What is needed:
Please copy each line of the data that includes the string "this".
─── Data excerpts ───
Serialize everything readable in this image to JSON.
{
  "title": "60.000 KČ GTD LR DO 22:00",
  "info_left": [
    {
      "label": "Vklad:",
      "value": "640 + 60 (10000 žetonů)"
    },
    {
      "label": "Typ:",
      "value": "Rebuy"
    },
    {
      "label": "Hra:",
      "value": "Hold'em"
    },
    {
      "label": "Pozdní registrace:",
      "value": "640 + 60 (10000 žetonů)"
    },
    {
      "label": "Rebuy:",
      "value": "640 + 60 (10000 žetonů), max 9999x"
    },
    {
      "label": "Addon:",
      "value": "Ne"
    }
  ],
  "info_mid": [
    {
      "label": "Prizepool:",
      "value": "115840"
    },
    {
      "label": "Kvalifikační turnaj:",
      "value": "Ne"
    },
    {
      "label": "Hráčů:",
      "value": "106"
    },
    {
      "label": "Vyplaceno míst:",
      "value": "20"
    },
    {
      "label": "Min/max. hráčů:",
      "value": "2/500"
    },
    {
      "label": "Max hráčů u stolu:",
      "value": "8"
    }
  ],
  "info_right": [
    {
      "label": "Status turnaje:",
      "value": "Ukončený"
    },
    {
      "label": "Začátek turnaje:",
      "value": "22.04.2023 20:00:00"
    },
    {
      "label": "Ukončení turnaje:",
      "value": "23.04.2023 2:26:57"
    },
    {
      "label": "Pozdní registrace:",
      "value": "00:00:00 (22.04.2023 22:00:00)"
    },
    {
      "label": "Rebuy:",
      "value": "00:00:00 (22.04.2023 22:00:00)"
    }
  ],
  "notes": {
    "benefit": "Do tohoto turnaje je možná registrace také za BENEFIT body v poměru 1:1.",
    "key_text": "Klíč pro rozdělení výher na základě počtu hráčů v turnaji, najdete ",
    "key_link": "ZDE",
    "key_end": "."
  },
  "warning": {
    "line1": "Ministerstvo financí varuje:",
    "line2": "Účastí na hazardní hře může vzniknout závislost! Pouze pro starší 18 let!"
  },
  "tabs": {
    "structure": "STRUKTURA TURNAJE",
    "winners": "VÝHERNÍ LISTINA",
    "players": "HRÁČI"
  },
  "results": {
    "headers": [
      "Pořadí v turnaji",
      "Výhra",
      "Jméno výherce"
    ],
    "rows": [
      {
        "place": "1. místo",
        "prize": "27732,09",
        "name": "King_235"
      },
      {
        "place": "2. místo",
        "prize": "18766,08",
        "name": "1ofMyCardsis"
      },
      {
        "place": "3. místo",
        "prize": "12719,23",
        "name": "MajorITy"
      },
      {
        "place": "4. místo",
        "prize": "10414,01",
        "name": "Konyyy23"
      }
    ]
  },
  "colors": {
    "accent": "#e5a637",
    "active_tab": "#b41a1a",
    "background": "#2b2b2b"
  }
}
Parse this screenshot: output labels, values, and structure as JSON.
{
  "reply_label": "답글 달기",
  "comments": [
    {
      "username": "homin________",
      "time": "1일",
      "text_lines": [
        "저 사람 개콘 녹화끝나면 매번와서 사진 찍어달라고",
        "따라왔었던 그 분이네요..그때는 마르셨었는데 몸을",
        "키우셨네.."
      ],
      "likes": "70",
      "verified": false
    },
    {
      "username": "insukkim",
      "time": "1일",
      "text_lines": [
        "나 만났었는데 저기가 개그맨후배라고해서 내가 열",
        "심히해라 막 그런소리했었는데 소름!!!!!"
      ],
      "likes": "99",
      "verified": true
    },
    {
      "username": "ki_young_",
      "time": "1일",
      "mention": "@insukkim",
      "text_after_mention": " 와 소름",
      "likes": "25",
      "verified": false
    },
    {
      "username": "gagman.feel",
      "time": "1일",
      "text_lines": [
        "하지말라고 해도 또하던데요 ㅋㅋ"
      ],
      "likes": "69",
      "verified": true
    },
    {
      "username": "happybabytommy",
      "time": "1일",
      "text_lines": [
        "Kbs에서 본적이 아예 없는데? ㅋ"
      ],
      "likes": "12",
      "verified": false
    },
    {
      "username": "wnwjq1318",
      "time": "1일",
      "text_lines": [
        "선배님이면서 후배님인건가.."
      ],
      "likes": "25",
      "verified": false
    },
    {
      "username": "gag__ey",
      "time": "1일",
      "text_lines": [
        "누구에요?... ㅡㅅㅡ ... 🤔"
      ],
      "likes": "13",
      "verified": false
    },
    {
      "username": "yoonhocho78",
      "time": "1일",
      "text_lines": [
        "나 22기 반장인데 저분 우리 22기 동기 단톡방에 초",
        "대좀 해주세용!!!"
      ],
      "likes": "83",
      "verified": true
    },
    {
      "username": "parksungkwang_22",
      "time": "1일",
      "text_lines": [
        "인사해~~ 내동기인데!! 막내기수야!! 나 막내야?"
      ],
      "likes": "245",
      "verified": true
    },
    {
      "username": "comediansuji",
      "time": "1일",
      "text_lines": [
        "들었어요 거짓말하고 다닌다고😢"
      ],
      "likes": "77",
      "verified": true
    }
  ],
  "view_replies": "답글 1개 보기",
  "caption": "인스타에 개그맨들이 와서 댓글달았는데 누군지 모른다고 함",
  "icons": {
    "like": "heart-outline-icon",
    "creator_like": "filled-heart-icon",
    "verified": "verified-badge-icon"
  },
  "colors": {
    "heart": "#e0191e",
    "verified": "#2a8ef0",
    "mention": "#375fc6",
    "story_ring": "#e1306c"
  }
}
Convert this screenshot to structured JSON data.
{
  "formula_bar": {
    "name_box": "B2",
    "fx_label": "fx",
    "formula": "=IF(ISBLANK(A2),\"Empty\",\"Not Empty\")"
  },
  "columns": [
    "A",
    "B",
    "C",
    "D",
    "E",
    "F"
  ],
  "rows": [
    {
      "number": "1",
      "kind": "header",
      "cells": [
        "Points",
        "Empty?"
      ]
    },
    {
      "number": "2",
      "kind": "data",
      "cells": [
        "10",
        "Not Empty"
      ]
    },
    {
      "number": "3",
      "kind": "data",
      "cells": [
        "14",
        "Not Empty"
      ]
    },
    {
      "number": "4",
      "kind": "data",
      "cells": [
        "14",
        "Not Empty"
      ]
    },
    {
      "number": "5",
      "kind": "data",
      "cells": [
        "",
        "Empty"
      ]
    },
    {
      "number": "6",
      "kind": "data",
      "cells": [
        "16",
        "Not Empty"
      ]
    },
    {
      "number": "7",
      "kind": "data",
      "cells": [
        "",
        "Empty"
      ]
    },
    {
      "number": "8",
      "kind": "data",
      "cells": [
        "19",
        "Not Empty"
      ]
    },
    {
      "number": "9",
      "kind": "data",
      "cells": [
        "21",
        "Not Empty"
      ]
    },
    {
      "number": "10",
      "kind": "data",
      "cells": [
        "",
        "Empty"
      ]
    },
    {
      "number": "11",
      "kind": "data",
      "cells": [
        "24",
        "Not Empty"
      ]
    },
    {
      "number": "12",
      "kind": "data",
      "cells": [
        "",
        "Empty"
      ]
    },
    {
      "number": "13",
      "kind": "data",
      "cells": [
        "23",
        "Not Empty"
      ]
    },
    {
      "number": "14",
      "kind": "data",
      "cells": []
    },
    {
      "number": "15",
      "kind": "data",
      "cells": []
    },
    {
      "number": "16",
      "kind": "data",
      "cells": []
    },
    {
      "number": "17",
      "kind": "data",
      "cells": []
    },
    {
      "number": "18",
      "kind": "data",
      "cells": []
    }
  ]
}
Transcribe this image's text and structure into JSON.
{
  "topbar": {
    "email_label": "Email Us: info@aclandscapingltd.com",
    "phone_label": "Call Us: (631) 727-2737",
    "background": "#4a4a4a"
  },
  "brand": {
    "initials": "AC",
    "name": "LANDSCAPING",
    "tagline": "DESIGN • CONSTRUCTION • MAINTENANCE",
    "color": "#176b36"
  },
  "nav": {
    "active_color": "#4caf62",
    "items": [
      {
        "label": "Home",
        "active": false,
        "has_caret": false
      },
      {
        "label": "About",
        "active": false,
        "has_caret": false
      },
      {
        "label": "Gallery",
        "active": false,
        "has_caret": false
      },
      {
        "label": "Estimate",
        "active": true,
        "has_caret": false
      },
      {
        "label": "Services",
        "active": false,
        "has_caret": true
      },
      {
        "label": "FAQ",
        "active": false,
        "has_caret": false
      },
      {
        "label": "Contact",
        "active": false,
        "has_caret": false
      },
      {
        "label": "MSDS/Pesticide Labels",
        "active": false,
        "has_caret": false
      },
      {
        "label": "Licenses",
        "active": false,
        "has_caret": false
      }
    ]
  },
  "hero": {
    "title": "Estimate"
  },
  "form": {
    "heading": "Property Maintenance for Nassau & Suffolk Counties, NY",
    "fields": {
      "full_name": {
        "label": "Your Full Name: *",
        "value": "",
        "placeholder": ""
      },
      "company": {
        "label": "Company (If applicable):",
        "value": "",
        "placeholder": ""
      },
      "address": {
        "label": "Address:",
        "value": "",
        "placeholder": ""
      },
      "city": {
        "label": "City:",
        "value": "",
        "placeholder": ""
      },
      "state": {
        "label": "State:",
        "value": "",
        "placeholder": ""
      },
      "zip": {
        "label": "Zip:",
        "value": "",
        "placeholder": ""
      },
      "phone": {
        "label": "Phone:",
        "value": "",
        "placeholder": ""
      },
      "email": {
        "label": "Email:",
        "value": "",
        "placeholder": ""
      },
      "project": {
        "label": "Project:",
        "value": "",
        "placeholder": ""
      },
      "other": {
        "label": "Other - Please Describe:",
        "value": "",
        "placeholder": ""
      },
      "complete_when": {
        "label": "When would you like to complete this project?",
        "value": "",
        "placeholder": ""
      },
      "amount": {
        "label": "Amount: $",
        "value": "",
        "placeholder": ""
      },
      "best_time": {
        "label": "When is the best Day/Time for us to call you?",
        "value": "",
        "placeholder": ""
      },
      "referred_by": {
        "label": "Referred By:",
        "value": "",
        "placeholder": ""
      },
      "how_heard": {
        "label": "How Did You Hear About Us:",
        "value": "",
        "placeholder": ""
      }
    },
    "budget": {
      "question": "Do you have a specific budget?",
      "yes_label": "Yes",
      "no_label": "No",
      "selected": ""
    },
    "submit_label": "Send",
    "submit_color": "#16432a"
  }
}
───
Expected answer:
Serialize everything readable in this image to JSON.
Parse this screenshot: output labels, values, and structure as JSON.
Convert this screenshot to structured JSON data.
Transcribe this image's text and structure into JSON.
        "label": "When would you like to complete this project?",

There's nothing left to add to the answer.